Years of tortured analogies at oral arguments culminated most recently with this week’s cases, but a look back at decisions from years past reveals an abaundance of strained analogizing. In past arguments, computers were analogized to typewriters, phone books and calculators. Video games were compared to films, comic books and Grimm’s fairy tales. Text messages were analogized to letters to the editor. A risk-hedging method was compared to horse-training and the alphabet. EBay was likened to a Ferris wheel, and also to the process of introducing a baker to a grocer. The list goes on.

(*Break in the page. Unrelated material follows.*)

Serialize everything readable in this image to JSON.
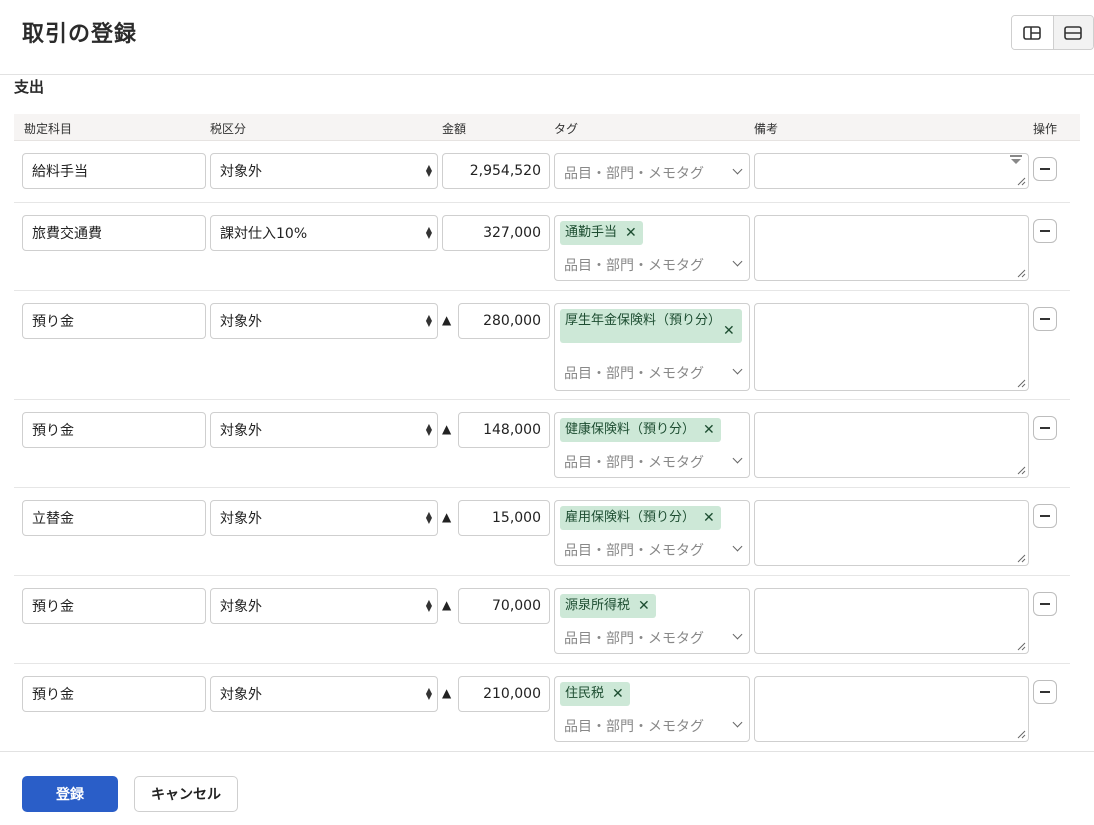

“I think there are very, very few things that you cannot find an analogue to in pre-digital age searches,” Justice Breyer said during the Riley oral argument. “And the problem in almost all instances is quantity and how far afield you’re likely to be going.” For the high court, a prior century or two apparently isn’t too far afield.
The justices are tickled by these analogies. Justice Kennedy, for example, appears blissfully unaware of the new definition of “troll,” and covered for his ignorance with a joke during oral argument for eBay v. MercExchange: “Is the troll the scary thing under the bridge, or is it a fishing technique?” This raised eyebrows in the patent industry, where “patent troll” is a stock phrase. Justice Bryer, during the the Riley oral argument, interrupted a discussion about the GPS capabilities of smartphones with another analogy joke: “I don’t want to admit it, but my wife might put a little note [with directions] in my pocket.” (Is the smartphone supposed to be like his wife? Unclear.)

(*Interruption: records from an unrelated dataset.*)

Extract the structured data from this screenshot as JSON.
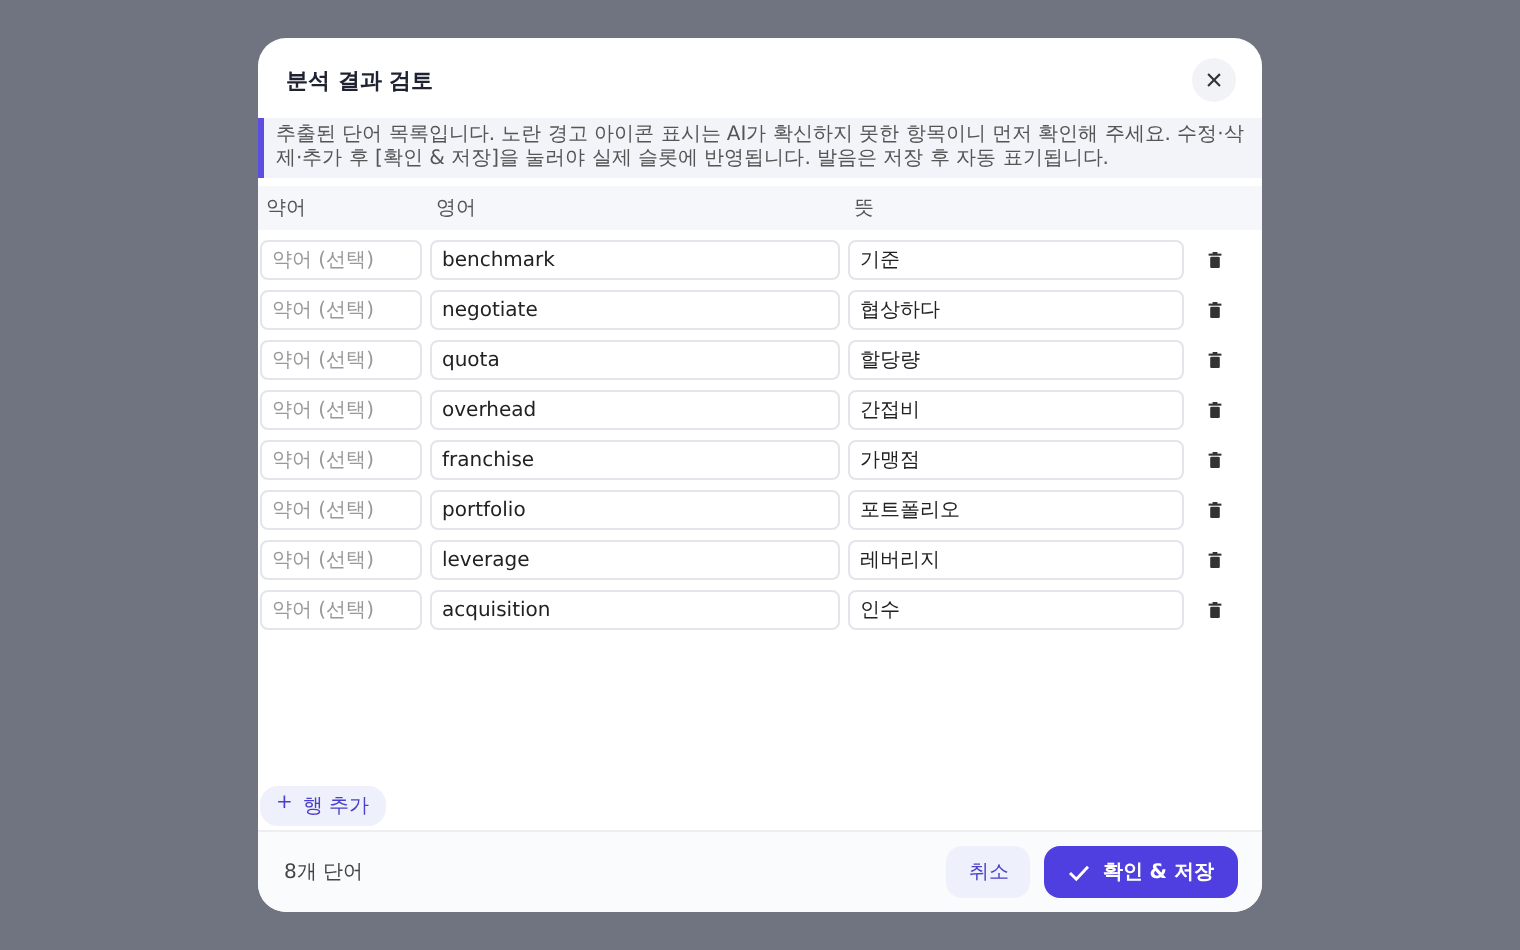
{
  "dialog": {
    "title": "분석 결과 검토",
    "close": "×",
    "notice": "추출된 단어 목록입니다. 노란 경고 아이콘 표시는 AI가 확신하지 못한 항목이니 먼저 확인해 주세요. 수정·삭제·추가 후 [확인 & 저장]을 눌러야 실제 슬롯에 반영됩니다. 발음은 저장 후 자동 표기됩니다."
  },
  "table": {
    "columns": [
      "약어",
      "영어",
      "뜻"
    ],
    "rows": [
      {
        "abbr_placeholder": "약어 (선택)",
        "word": "benchmark",
        "meaning": "기준"
      },
      {
        "abbr_placeholder": "약어 (선택)",
        "word": "negotiate",
        "meaning": "협상하다"
      },
      {
        "abbr_placeholder": "약어 (선택)",
        "word": "quota",
        "meaning": "할당량"
      },
      {
        "abbr_placeholder": "약어 (선택)",
        "word": "overhead",
        "meaning": "간접비"
      },
      {
        "abbr_placeholder": "약어 (선택)",
        "word": "franchise",
        "meaning": "가맹점"
      },
      {
        "abbr_placeholder": "약어 (선택)",
        "word": "portfolio",
        "meaning": "포트폴리오"
      },
      {
        "abbr_placeholder": "약어 (선택)",
        "word": "leverage",
        "meaning": "레버리지"
      },
      {
        "abbr_placeholder": "약어 (선택)",
        "word": "acquisition",
        "meaning": "인수"
      }
    ]
  },
  "add_row": {
    "icon": "+",
    "label": "행 추가"
  },
  "footer": {
    "count": "8개 단어",
    "cancel": "취소",
    "confirm": "확인 & 저장"
  }
}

Justice Alito, arguably the most analogy-obsessed of the bunch, best summed up the Court’s historical handicap when he teased Scalia in 2011, saying: “I think what Justice Scalia wants to know is what James Madison thought about video games. Did he enjoy them?”
But this fixation on technological analogies is more than just an idle curiosity. It has real-world implications that are not to be underestimated. Recent years have borne out that if a technology under scrutiny cannot be analogized to a historically protected invention, it may be doomed. In 2006, for example, Chief Justice Roberts doubted that eBay was an actual invention. He asked the lawyer, Seth Waxman, what the invention of eBay was, and when Waxman explained it as an electronic market, Chief Justice Roberts responded flippantly, saying, “I mean, it’s not like he invented the internal combustion engine or anything. It’s very vague.”...